Background: A better definition of biomarkers and biological processes related to local recurrence and disease progression is highly warranted for ductal breast carcinoma in situ (DCIS). Stromal–epithelial interactions are likely of major importance for the biological, clinical, and pathological distinctions between high- and low-risk DCIS cases. Methods: Stromal platelet derived growth factor receptor (PDGFR) was immunohistochemically assessed in two DCIS patient cohorts (n ¼ 458 and n ¼ 80). Cox proportional hazards models were used to calculate the hazard ratios of recurrence. The molecular mechanisms regulating stromal PDGFR expression were investigated in experimental in vitro co-culture systems of DCIS cells and fibroblasts and analyzed using immunoblot and quantitative real-time PCR. Knock-out of JAG1 in DCIS cells and NOTCH2 in fibroblasts was obtained through CRISPR/Cas9. Experimental data were validated by mammary fat pad injection of DCIS and DCIS-JAG1 knock-out cells (10 mice per group). All statistical tests were two-sided. Results: PDGFRa(low)/PDGFRb(high) fibroblasts were associated with increased risk for recurrence in DCIS (univariate hazard ratio ¼ 1.59, 95% confidence interval [CI] ¼ 1.02 to 2.46; P ¼ .04 Wald test; multivariable hazard ratio ¼ 1.78, 95% CI ¼ 1.07 to 2.97; P ¼ .03). Tissue culture and mouse model studies indicated that this fibroblast phenotype is induced by DCIS cells in a cell contact-dependent manner. Epithelial Jagged1 and fibroblast Notch2 were identified through loss-of-function studies as key juxtacrine signaling components driving the formation of the poor prognosis-associated fibroblast phenotype. Conclusions: A PDGFRa(low)/PDGFRb(high) fibroblast subset was identified as a marker for high-risk DCIS. The Jagged-1/Notch2/ PDGFR stroma–epithelial pathway was described as a novel signaling mechanism regulating this poor prognosis-associated fibroblast subset. In general terms, the study highlights epithelial–stromal crosstalk in DCIS and contributes to ongoing efforts to define clinically relevant fibroblast subsets and their etiology.

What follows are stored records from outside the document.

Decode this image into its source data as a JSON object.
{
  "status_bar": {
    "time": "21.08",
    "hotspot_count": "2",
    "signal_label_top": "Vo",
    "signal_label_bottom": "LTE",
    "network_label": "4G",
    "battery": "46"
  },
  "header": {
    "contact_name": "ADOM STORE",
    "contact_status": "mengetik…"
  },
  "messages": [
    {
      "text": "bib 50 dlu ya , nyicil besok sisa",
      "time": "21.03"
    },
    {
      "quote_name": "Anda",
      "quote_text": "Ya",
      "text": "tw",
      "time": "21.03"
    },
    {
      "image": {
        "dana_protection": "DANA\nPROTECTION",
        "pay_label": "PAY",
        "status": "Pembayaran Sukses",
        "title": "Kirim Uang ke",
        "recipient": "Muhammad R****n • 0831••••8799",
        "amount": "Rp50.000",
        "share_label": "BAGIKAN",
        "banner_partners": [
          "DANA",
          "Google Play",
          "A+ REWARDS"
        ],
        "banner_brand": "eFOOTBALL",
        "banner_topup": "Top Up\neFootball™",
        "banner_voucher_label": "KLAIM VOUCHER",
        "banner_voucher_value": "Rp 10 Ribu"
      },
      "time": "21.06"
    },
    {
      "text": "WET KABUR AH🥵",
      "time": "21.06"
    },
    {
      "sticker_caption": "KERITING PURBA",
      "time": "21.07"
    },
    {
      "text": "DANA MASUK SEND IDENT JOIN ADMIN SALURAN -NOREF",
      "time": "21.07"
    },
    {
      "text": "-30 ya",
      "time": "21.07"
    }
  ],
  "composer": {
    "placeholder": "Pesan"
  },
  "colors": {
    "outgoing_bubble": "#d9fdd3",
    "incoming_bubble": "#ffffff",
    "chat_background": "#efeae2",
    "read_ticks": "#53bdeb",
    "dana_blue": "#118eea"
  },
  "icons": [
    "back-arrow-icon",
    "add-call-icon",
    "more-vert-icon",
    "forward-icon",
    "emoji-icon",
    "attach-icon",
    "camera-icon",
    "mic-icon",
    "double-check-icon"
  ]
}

|Original language||English (US)|
|Number of pages||13|
|Journal||Journal of the National Cancer Institute|
|State||Published - Sep 1 2019|
ASJC Scopus subject areas
- Cancer Research